Line by line, return everything in the listing exactly.

[Start of section]

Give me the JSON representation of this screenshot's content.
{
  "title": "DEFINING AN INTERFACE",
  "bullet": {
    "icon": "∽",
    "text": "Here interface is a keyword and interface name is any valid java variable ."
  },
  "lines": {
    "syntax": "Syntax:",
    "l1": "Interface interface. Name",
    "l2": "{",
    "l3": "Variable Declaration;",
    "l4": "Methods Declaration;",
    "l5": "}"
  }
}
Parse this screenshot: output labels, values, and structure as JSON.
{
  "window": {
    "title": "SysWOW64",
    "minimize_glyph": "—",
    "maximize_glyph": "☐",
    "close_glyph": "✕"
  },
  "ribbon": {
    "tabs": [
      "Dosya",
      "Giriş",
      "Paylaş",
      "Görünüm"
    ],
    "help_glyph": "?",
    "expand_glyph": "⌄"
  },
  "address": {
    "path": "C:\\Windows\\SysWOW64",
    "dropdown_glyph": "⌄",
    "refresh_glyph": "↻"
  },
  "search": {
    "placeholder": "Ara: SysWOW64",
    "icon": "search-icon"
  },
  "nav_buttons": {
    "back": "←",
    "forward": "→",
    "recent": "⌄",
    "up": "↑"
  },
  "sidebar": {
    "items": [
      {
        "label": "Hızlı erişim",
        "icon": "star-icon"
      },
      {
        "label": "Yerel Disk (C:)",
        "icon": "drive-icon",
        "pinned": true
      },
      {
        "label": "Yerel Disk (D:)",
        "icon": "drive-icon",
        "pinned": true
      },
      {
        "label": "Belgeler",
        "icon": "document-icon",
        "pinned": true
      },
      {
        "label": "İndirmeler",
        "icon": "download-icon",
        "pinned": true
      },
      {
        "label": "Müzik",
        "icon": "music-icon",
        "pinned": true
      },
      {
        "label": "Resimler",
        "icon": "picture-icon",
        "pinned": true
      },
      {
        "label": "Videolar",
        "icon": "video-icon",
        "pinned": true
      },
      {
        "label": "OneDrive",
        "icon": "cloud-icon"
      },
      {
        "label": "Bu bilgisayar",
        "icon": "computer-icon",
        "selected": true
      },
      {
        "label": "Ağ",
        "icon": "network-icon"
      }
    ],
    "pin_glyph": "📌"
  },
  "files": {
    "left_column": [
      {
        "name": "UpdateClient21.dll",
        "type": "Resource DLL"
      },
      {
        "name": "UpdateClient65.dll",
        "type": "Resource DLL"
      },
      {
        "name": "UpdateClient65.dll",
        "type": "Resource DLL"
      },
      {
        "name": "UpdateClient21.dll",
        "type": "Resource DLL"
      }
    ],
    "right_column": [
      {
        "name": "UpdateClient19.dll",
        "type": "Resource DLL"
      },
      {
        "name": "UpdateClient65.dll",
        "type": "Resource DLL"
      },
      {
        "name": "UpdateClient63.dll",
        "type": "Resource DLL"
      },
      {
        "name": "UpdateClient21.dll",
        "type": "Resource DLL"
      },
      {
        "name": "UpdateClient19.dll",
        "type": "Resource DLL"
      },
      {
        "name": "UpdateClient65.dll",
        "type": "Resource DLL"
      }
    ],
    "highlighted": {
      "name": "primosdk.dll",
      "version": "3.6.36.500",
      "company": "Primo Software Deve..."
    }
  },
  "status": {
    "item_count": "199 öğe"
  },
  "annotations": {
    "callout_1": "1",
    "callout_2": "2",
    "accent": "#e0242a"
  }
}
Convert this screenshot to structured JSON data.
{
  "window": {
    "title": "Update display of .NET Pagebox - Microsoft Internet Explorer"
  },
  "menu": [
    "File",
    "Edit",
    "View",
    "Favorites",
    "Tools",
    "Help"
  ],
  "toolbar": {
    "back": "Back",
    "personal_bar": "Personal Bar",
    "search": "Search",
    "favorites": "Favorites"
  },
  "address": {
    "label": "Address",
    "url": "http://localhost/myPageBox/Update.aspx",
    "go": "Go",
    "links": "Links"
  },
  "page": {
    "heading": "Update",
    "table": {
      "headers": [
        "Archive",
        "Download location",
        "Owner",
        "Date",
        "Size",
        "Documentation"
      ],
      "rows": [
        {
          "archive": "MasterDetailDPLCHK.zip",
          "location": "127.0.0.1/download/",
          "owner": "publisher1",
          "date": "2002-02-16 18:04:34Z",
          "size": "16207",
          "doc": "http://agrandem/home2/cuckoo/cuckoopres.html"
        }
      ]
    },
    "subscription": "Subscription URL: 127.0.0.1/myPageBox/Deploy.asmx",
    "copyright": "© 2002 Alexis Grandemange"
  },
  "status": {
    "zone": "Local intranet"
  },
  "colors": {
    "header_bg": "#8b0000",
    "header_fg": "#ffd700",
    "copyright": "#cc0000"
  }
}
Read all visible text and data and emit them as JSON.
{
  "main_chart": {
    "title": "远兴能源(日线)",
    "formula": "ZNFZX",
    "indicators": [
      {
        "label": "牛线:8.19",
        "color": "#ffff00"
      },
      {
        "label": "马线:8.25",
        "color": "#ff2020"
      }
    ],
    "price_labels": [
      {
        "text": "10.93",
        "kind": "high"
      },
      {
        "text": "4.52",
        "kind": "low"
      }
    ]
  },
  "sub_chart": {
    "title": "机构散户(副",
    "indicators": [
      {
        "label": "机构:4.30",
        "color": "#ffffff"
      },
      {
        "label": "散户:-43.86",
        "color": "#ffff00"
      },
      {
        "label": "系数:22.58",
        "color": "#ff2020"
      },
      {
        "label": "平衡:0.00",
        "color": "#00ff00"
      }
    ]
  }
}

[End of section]

◆ **Result of this exercise**
Give me the JSON representation of this screenshot's content.
{
  "title": "DEFINING AN INTERFACE",
  "bullet": {
    "icon": "∽",
    "text": "Here interface is a keyword and interface name is any valid java variable ."
  },
  "lines": {
    "syntax": "Syntax:",
    "l1": "Interface interface. Name",
    "l2": "{",
    "l3": "Variable Declaration;",
    "l4": "Methods Declaration;",
    "l5": "}"
  }
}
Parse this screenshot: output labels, values, and structure as JSON.
{
  "window": {
    "title": "SysWOW64",
    "minimize_glyph": "—",
    "maximize_glyph": "☐",
    "close_glyph": "✕"
  },
  "ribbon": {
    "tabs": [
      "Dosya",
      "Giriş",
      "Paylaş",
      "Görünüm"
    ],
    "help_glyph": "?",
    "expand_glyph": "⌄"
  },
  "address": {
    "path": "C:\\Windows\\SysWOW64",
    "dropdown_glyph": "⌄",
    "refresh_glyph": "↻"
  },
  "search": {
    "placeholder": "Ara: SysWOW64",
    "icon": "search-icon"
  },
  "nav_buttons": {
    "back": "←",
    "forward": "→",
    "recent": "⌄",
    "up": "↑"
  },
  "sidebar": {
    "items": [
      {
        "label": "Hızlı erişim",
        "icon": "star-icon"
      },
      {
        "label": "Yerel Disk (C:)",
        "icon": "drive-icon",
        "pinned": true
      },
      {
        "label": "Yerel Disk (D:)",
        "icon": "drive-icon",
        "pinned": true
      },
      {
        "label": "Belgeler",
        "icon": "document-icon",
        "pinned": true
      },
      {
        "label": "İndirmeler",
        "icon": "download-icon",
        "pinned": true
      },
      {
        "label": "Müzik",
        "icon": "music-icon",
        "pinned": true
      },
      {
        "label": "Resimler",
        "icon": "picture-icon",
        "pinned": true
      },
      {
        "label": "Videolar",
        "icon": "video-icon",
        "pinned": true
      },
      {
        "label": "OneDrive",
        "icon": "cloud-icon"
      },
      {
        "label": "Bu bilgisayar",
        "icon": "computer-icon",
        "selected": true
      },
      {
        "label": "Ağ",
        "icon": "network-icon"
      }
    ],
    "pin_glyph": "📌"
  },
  "files": {
    "left_column": [
      {
        "name": "UpdateClient21.dll",
        "type": "Resource DLL"
      },
      {
        "name": "UpdateClient65.dll",
        "type": "Resource DLL"
      },
      {
        "name": "UpdateClient65.dll",
        "type": "Resource DLL"
      },
      {
        "name": "UpdateClient21.dll",
        "type": "Resource DLL"
      }
    ],
    "right_column": [
      {
        "name": "UpdateClient19.dll",
        "type": "Resource DLL"
      },
      {
        "name": "UpdateClient65.dll",
        "type": "Resource DLL"
      },
      {
        "name": "UpdateClient63.dll",
        "type": "Resource DLL"
      },
      {
        "name": "UpdateClient21.dll",
        "type": "Resource DLL"
      },
      {
        "name": "UpdateClient19.dll",
        "type": "Resource DLL"
      },
      {
        "name": "UpdateClient65.dll",
        "type": "Resource DLL"
      }
    ],
    "highlighted": {
      "name": "primosdk.dll",
      "version": "3.6.36.500",
      "company": "Primo Software Deve..."
    }
  },
  "status": {
    "item_count": "199 öğe"
  },
  "annotations": {
    "callout_1": "1",
    "callout_2": "2",
    "accent": "#e0242a"
  }
}
Convert this screenshot to structured JSON data.
{
  "window": {
    "title": "Update display of .NET Pagebox - Microsoft Internet Explorer"
  },
  "menu": [
    "File",
    "Edit",
    "View",
    "Favorites",
    "Tools",
    "Help"
  ],
  "toolbar": {
    "back": "Back",
    "personal_bar": "Personal Bar",
    "search": "Search",
    "favorites": "Favorites"
  },
  "address": {
    "label": "Address",
    "url": "http://localhost/myPageBox/Update.aspx",
    "go": "Go",
    "links": "Links"
  },
  "page": {
    "heading": "Update",
    "table": {
      "headers": [
        "Archive",
        "Download location",
        "Owner",
        "Date",
        "Size",
        "Documentation"
      ],
      "rows": [
        {
          "archive": "MasterDetailDPLCHK.zip",
          "location": "127.0.0.1/download/",
          "owner": "publisher1",
          "date": "2002-02-16 18:04:34Z",
          "size": "16207",
          "doc": "http://agrandem/home2/cuckoo/cuckoopres.html"
        }
      ]
    },
    "subscription": "Subscription URL: 127.0.0.1/myPageBox/Deploy.asmx",
    "copyright": "© 2002 Alexis Grandemange"
  },
  "status": {
    "zone": "Local intranet"
  },
  "colors": {
    "header_bg": "#8b0000",
    "header_fg": "#ffd700",
    "copyright": "#cc0000"
  }
}
Read all visible text and data and emit them as JSON.
{
  "main_chart": {
    "title": "远兴能源(日线)",
    "formula": "ZNFZX",
    "indicators": [
      {
        "label": "牛线:8.19",
        "color": "#ffff00"
      },
      {
        "label": "马线:8.25",
        "color": "#ff2020"
      }
    ],
    "price_labels": [
      {
        "text": "10.93",
        "kind": "high"
      },
      {
        "text": "4.52",
        "kind": "low"
      }
    ]
  },
  "sub_chart": {
    "title": "机构散户(副",
    "indicators": [
      {
        "label": "机构:4.30",
        "color": "#ffffff"
      },
      {
        "label": "散户:-43.86",
        "color": "#ffff00"
      },
      {
        "label": "系数:22.58",
        "color": "#ff2020"
      },
      {
        "label": "平衡:0.00",
        "color": "#00ff00"
      }
    ]
  }
}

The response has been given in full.